We do have a slight complexity in that we split PatentSafe functionality into modules, so you can have cheaper licenses for people who just want to read, or people who just want to submit and sign stuff, etc. We have assigned “points” values to these functions, and customers buy a certain number for their system which gives them a lot of flexibility.

Sometimes we’re asked about concurrent pricing but that request generally comes from an IT dept who are (quite reasonably) looking for ease of administration and don’t realise every user is going to be setup (automatically or otherwise) with a PatentSafe account anyway. Concurrent licensing wouldn’t help anyone in our use case.

We do have a mix of perpetual and rental options in our licensing structure; this accommodates customers who have capital and want the reassurance of owning something (generally larger more established customers) as well as making enterprise-grade solutions attainable to companies who might either be short of capital (being VC funded and at the end of a round) or unsure of their growth curve.

We don’t do anything silly in terms of copy protection; it just adds to pain for the users, and ultimately support pain for us! We don’t even lock a system to a particular number of users – PatentSafe just points out how many users you have and we trust our customers to have that many licenses. We also don’t charge for test servers, although we do make a small additional support charge if you want production-level support for an additional server.

I guess we are unusual in that we’re a records system which is intended to go into court at some point, so we can trust our users to do the right thing in terms of having the right number of licenses. This level of trust makes everything easier, and interestingly means users are more trustworthy back – in all the years I don’t think I’ve ever heard of a reason to be worried that a customer may be exceeding their entitlement.

I know some software companies view having a complex licensing structure as a sales tool but I’ve never found it all that attractive. We’re providing and supporting a tool which will benefit a customer’s organisation, and the question is how to fairly measure the value we provide and hence should be compensated for. We’ve found the easiest and most reliable way to do that is count up how many scientists we’ve freed from the drudgery of the Bound Paper Lab Notebook, so that’s how we price the system. Simple, transparent, predictable – and fair.

Interestingly treating our customers like adults means they act like adults; and the relief expressed in the sales cycle when the realise we’re straightforward to deal with is quite gratifying! I continue to remain befuddled as to why more companies can’t have understandable pricing schemes – I can’t see how complexity helps the vendors or the customers.

Amphora’s new Corporate blog

We’ve just launched a new blog for Amphora as a company.
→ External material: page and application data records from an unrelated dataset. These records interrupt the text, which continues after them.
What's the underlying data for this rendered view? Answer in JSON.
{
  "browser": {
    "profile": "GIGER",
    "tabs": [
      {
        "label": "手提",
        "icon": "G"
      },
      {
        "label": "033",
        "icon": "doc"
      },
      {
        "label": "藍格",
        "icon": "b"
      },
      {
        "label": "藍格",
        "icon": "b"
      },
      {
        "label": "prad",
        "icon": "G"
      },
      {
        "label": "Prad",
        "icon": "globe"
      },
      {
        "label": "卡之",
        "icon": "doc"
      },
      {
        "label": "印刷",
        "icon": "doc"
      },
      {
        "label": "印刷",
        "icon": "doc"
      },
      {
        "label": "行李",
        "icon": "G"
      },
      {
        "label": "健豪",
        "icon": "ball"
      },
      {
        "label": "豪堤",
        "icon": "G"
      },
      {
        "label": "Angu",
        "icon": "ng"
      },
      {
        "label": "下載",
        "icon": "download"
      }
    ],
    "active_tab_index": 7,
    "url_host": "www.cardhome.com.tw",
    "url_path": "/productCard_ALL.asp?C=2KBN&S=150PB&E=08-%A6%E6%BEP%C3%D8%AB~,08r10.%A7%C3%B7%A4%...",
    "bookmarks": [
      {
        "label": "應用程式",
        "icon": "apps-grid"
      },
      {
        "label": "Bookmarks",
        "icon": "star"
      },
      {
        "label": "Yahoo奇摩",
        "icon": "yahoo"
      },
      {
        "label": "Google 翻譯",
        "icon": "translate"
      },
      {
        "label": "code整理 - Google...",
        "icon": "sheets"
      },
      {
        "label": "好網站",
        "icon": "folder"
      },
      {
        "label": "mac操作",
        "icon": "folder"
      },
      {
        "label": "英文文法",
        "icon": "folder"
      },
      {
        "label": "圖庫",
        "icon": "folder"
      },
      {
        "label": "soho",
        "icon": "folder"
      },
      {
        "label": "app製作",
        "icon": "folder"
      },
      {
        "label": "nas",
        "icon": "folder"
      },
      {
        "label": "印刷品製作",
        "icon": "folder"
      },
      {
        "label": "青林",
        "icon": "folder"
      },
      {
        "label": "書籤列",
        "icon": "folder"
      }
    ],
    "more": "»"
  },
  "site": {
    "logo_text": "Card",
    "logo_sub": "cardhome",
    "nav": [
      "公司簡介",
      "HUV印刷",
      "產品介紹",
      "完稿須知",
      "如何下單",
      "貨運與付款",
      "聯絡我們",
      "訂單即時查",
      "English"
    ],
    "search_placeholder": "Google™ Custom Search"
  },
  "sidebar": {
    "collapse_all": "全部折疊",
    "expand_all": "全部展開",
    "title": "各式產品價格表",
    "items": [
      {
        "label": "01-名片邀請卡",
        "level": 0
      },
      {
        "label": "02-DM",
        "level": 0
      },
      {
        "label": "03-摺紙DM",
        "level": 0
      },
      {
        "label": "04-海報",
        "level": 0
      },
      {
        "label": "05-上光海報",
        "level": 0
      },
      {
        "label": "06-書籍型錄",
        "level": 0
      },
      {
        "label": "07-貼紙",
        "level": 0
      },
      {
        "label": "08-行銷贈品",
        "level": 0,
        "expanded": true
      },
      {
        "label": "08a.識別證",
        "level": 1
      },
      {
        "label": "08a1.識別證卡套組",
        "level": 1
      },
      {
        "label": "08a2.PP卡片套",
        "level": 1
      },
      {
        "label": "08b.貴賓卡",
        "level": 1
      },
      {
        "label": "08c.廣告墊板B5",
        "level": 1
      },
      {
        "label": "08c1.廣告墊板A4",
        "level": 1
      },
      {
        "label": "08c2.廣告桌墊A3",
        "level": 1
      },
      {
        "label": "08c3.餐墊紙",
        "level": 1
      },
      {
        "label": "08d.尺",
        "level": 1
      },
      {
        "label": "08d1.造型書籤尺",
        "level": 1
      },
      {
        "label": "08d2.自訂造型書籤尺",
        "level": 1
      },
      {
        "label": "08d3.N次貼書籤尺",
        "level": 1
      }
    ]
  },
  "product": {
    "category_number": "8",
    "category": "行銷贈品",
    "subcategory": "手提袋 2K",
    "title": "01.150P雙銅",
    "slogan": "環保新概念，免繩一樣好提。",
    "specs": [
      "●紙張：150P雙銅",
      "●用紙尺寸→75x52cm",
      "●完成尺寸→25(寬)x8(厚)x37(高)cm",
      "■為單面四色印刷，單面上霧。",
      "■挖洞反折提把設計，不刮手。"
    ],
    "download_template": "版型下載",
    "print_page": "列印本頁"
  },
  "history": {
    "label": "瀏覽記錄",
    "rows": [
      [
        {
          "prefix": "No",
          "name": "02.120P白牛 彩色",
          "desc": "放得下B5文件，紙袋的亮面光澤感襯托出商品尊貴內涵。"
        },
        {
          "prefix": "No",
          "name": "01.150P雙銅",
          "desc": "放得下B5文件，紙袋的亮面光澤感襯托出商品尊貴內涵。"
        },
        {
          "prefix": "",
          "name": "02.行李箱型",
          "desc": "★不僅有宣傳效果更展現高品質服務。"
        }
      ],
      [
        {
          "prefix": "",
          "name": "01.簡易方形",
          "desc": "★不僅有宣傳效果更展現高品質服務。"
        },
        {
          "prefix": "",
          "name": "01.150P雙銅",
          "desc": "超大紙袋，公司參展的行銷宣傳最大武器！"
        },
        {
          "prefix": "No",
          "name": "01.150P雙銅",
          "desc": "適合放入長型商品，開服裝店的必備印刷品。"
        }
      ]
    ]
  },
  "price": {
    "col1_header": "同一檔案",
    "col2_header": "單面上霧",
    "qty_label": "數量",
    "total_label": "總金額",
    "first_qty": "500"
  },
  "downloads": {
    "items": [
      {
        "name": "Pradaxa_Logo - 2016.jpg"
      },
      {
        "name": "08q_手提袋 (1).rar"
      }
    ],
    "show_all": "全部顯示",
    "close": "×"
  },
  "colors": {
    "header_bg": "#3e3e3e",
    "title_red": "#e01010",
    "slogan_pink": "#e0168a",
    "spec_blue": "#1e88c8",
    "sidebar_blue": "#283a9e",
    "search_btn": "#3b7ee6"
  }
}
This site (ELNBlog) will remain as my personal thinking space about ELN issues and anything work-related that interests me, and the corporate blog will become our general public voice.

There’s some seriously interesting times ahead for all of us and being able to have a separate corporate voice will hopefully make it easier for me to engage thoughtfully without having to consider the implications of what I write from a company branding perspective.

Responding to RFPs

There are few things I find more painful than responding to RFPs.

I’m sure writing them is difficult.

But answering them is deeply frustrating – it’s being forced to have a one-way conversation about something where you really need to have a chat, which is much more my natural style.

I remember once I turned up to a Government research establishment and was told “We can’t tell you what we do, or anything about how we work. In fact, the people in this room can’t tell you anything at all. So just tell us what you do, and show us your stuff”. Which was painful, but at least the audience gave some (non-verbal) feedback.

Guess I’d better get back to it – although I think my car might need washing, and there are some other chores to do. Or I might just poke myself with a sharp stick or something.